“Once the woman knows that there is a level of confidentiality and privacy between her and the health worker, then she can easily accept to be screened. Men and women fear to expose their privacy.”

Health works across the country are sensitizing the population on the pros and cons of cancer screening. They advise women to get tested especially if they have a family history, if they know that they have a risky mutation and if they have ever suffered from cancer because the chances are that they may develop another unrelated form of cancer. They also caution women on holding back on screening if they are suffering from another serious illness, if a person is sick and frail and if a woman is too scared to undergo the test. In this case they take the woman through counseling to build a trust and friendship first.

As much as there are no proven causes of cancer worldwide, in Uganda even in modern circles there is a lot of misconception about what causes breast cancer. Some people say that it is caused by deodorants and other anti-perspirants, wearing a tight bra, and may be contagious. None of these factors have been shown to increase a woman’s risk of developing breast cancer though.

So far there are only two screening places in Uganda, both of them at the Mulago hospital in Kampala. The Cancer Institute intends to train more health workers around the country so that screening will be available at every health center across the country. Hopefully in the long run, many more women will take the test and get treated early if cancer is detected.

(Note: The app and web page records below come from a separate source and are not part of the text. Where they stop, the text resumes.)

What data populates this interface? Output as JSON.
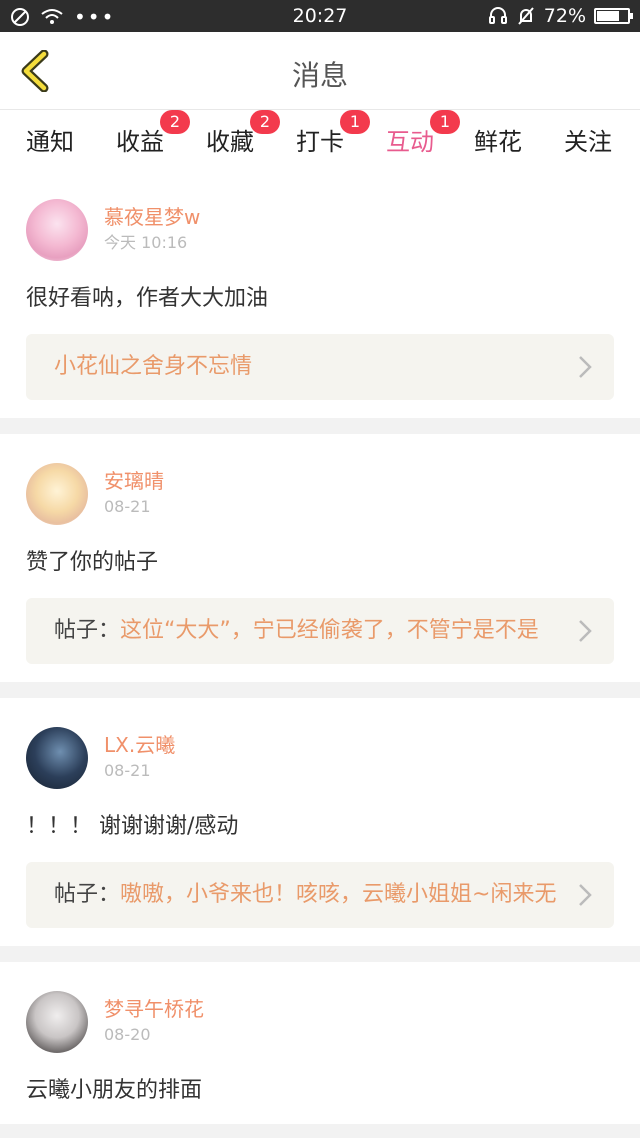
{
  "status": {
    "time": "20:27",
    "battery": "72%",
    "battery_level": 0.72
  },
  "header": {
    "title": "消息",
    "back_icon": "chevron-left-icon"
  },
  "tabs": [
    {
      "label": "通知",
      "badge": ""
    },
    {
      "label": "收益",
      "badge": "2"
    },
    {
      "label": "收藏",
      "badge": "2"
    },
    {
      "label": "打卡",
      "badge": "1"
    },
    {
      "label": "互动",
      "badge": "1",
      "active": true
    },
    {
      "label": "鲜花",
      "badge": ""
    },
    {
      "label": "关注",
      "badge": ""
    }
  ],
  "colors": {
    "accent": "#e85b8e",
    "username": "#f0906a",
    "badge": "#f33a4d",
    "refText": "#e99a6a"
  },
  "messages": [
    {
      "user": "慕夜星梦w",
      "time": "今天 10:16",
      "text": "很好看呐，作者大大加油",
      "ref_label": "",
      "ref_text": "小花仙之舍身不忘情"
    },
    {
      "user": "安璃晴",
      "time": "08-21",
      "text": "赞了你的帖子",
      "ref_label": "帖子：",
      "ref_text": "这位“大大”，宁已经偷袭了，不管宁是不是"
    },
    {
      "user": "LX.云曦",
      "time": "08-21",
      "text": "！！！ 谢谢谢谢/感动",
      "ref_label": "帖子：",
      "ref_text": "嗷嗷，小爷来也！咳咳，云曦小姐姐~闲来无"
    },
    {
      "user": "梦寻午桥花",
      "time": "08-20",
      "text": "云曦小朋友的排面",
      "ref_label": "",
      "ref_text": ""
    }
  ]
}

Contributor Patricia Olwoch

Next Page »

© Copyright 2010. NETERAL is registered trademark of NVP.UM